● **Work item**: What is needed is an exact copy of all the records.

● **Records for this task**:
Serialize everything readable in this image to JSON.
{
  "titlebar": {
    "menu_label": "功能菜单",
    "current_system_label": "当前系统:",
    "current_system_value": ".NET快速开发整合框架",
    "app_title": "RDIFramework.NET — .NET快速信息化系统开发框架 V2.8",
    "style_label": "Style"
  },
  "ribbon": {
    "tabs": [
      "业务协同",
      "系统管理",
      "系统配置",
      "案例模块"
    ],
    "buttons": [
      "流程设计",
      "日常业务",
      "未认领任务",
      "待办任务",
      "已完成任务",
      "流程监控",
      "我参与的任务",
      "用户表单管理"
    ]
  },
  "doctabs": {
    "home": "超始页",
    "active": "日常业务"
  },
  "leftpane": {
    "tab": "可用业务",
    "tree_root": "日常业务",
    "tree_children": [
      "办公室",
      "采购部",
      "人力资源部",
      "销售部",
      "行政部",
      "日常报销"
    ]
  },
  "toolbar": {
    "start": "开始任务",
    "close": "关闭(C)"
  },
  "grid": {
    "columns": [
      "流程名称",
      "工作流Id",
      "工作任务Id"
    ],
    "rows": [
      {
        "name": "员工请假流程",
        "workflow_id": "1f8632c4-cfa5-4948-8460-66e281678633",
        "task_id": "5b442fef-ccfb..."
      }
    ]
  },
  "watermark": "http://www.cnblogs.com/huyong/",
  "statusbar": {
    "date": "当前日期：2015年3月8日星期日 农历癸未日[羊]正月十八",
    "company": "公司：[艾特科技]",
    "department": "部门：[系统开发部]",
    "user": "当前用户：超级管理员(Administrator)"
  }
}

● **Answer to this task**:
Serialize everything readable in this image to JSON.
{
  "titlebar": {
    "menu_label": "功能菜单",
    "current_system_label": "当前系统:",
    "current_system_value": ".NET快速开发整合框架",
    "app_title": "RDIFramework.NET — .NET快速信息化系统开发框架 V2.8",
    "style_label": "Style"
  },
  "ribbon": {
    "tabs": [
      "业务协同",
      "系统管理",
      "系统配置",
      "案例模块"
    ],
    "buttons": [
      "流程设计",
      "日常业务",
      "未认领任务",
      "待办任务",
      "已完成任务",
      "流程监控",
      "我参与的任务",
      "用户表单管理"
    ]
  },
  "doctabs": {
    "home": "超始页",
    "active": "日常业务"
  },
  "leftpane": {
    "tab": "可用业务",
    "tree_root": "日常业务",
    "tree_children": [
      "办公室",
      "采购部",
      "人力资源部",
      "销售部",
      "行政部",
      "日常报销"
    ]
  },
  "toolbar": {
    "start": "开始任务",
    "close": "关闭(C)"
  },
  "grid": {
    "columns": [
      "流程名称",
      "工作流Id",
      "工作任务Id"
    ],
    "rows": [
      {
        "name": "员工请假流程",
        "workflow_id": "1f8632c4-cfa5-4948-8460-66e281678633",
        "task_id": "5b442fef-ccfb..."
      }
    ]
  },
  "watermark": "http://www.cnblogs.com/huyong/",
  "statusbar": {
    "date": "当前日期：2015年3月8日星期日 农历癸未日[羊]正月十八",
    "company": "公司：[艾特科技]",
    "department": "部门：[系统开发部]",
    "user": "当前用户：超级管理员(Administrator)"
  }
}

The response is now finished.